It still isn’t the quietest machine on the track.
2011 vs. 2010
Kawasaki’s 2010 and 2011 KX450Fs are separated by small but critical details that make a big and obvious difference on the track. The ’11′s muffler is larger, the piston and parts of the shift linkage are new, and so is the seat cover and FI mapping. For the ’11, the clutch is to shift, do starts and feed in the power. On the ’10 you use it to control violent wheelies. Controlling the ’10′s monster power was compounded by stiff, over-sprung and harsh suspension. If you have a ’10 KX450F expect the ’11 to have easier managed power and the plushest suspension in recent KX history. Pro hillclimbers should stick with a 2010. For anyone else, go 2011.
2011 vs. 2009
Honestly, the 2009 KX450F is a closer face-off with the 2011 than the 2010 is. All FI KX450Fs have had civil and dialed FI manners. In an on-track comparison, though, the ’11 has a more refined power delivery. It is more intuitive and less demanding. Even though the ’09 didn’t have the harshness of the ’10, the ’11′s suspension is vastly improved, and the fork is better than ever on braking bumps. That makes the bike happier to dive into flat turns or faint ruts than ever before. You could probably come pretty close to the ’11 if you remapped and revalved the ’09, changed the seat and added a quiet exhaust, but you wouldn’t have the shifting of the ’11 model.
2011 vs. 2008
For 2008, Kawasaki was in the final year of the carbureted KX450F and the first-generation aluminum chassis, and it was an extremely polished model. As great as the ’08 was, the shifting is not as crisp, clean and reliable as the ’11. Also, the current platform is slimmer, easier to move around on and sports a flatter, less sway-backed riding position. While the ’08 carbureted well, it won’t have the ’11′s instant response and what we call “wrist-to-rear-wheel connectivity.” You can make the ’08 very good, but it will be less comfortable, shift clunkier and never have the response of the FI years, and certainly be behind the excellent and low-vibration 2011.
5’11″/160 lb /ProKawasaki’s little 2011 KX450F refinements add up big. The power now hits and has snap but instantly finds traction and pulls in a very friendly manner, yet is strong from the middle rpm on up. The overrev is not stellar, but a 450 shouldn’t be ridden wound out.
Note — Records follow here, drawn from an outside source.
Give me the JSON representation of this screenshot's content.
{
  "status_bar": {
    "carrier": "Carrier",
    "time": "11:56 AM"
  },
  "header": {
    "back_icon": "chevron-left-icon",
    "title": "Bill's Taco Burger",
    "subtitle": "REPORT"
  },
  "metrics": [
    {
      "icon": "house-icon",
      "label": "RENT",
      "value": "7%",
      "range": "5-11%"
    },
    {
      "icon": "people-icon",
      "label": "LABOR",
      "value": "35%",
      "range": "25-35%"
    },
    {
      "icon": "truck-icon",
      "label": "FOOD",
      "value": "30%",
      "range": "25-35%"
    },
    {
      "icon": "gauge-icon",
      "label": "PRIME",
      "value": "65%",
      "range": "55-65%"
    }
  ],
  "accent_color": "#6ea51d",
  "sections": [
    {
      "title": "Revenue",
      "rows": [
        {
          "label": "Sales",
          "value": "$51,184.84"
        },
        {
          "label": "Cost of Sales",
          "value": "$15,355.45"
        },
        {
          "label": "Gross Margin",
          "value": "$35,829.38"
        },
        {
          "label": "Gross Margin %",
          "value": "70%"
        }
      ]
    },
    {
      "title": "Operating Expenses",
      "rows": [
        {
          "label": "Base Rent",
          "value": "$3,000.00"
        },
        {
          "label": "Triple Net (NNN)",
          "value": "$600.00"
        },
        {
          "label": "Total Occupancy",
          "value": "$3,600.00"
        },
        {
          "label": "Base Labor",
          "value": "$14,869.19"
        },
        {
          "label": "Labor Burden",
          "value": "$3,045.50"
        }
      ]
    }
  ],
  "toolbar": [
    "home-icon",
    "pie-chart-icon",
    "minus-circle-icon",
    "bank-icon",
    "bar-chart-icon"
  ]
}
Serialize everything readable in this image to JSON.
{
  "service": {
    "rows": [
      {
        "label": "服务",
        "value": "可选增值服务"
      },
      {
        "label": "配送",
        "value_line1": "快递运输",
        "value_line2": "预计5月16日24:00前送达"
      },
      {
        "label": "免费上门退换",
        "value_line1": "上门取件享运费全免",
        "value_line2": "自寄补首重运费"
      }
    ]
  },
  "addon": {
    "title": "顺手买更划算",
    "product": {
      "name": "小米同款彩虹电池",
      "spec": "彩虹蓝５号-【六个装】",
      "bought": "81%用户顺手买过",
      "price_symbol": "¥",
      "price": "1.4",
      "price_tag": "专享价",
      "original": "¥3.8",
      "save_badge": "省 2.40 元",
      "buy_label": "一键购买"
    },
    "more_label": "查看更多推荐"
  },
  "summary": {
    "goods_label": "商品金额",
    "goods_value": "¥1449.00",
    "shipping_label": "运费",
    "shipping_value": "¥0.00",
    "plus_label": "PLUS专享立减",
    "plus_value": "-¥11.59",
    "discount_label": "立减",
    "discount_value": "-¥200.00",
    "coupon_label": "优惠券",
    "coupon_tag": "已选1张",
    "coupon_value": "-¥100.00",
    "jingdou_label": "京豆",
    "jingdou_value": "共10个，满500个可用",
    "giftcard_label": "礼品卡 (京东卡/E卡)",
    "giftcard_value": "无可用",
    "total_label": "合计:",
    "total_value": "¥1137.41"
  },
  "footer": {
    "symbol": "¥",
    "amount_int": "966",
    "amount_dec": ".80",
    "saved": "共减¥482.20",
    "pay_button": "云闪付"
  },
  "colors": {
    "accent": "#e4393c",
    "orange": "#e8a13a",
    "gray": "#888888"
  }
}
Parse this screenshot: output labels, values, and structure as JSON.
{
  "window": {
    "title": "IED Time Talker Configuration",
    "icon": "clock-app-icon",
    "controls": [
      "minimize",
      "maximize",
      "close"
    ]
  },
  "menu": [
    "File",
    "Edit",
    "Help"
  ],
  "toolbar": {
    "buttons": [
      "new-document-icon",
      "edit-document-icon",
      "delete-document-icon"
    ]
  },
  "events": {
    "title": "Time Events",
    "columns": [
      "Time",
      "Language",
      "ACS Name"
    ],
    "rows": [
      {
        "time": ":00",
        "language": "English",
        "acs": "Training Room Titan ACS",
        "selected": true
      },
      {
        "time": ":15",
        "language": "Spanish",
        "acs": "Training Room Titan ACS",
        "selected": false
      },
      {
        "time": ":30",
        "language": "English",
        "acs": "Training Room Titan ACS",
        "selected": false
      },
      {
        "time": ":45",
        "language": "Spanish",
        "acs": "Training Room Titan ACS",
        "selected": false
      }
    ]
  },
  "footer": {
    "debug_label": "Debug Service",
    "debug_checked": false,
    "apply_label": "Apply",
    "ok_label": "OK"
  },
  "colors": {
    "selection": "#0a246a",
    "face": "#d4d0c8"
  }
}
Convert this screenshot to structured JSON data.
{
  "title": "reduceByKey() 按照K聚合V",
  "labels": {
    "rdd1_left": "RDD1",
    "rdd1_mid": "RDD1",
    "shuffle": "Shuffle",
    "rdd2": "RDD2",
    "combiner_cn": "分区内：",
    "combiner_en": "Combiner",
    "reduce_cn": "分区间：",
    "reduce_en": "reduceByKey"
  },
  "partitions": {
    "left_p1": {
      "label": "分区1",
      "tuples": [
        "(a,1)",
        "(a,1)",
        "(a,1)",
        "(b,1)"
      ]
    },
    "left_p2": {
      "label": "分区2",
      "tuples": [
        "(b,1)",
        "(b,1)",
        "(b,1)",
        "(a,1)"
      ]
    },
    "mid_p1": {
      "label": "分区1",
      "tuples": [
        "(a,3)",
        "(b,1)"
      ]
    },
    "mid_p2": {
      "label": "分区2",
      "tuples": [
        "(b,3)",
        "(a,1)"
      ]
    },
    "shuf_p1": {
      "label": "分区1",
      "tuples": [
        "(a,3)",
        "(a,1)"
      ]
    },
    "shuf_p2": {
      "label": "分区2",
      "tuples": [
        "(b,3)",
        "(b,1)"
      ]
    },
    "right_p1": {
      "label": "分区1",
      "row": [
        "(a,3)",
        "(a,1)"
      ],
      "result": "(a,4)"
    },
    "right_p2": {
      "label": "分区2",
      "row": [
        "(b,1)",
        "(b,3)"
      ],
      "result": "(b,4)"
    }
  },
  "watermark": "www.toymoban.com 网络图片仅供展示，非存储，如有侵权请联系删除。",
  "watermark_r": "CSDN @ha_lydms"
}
I don’t ride at low rpm a lot on the track, but when you are in the bottom rpm range it is very controllable. I am in second and third gear most of the time, and the KX-F likes it. The suspension feels more balanced. The bike corners very well and it is easy to get into a tight rut without sacrificing stability. The shock squats coming out of ruts with acceleration bumps and stays planted and on the ground. Mucho traction! The fork was a little soft for me on hard landings and busy coming into a rough corner, but it is more manageable than last year. The controls and cockpit feel normal and easy to get used to. Kawasaki made a great big leap for 2011.Chris Denison
5’10″/155 lb/IntermediateI’ll take usable delivery over monster hit, which is why I haven’t been keen on the power-mad direction that modern 450s are headed. However, this Kawasaki just may make me like 450s. The 2011 rips, but the delivery is smoother and easier to handle than the 2010 version. Interestingly, the KX450F doesn’t like being short-shifted, but I soon learned the proper spot to keep the revs. From then on, the KX-F was a joy to ride. The Kawi still feels long and tall, though it seemed to lean over in turns easier and stay in ruts better than I expected. I still noticed a busy feeling on fast chop, though this is more of a slight jitteriness in steering than an overall instability issue. I love the ergonomics of this motorcycle, and I definitely feel like I would improve as a rider if I spend more time on the bike. Having spent a great deal of time on the 2011 KX250F, I can say that Kawasaki has one heck of a 2011 MX lineup.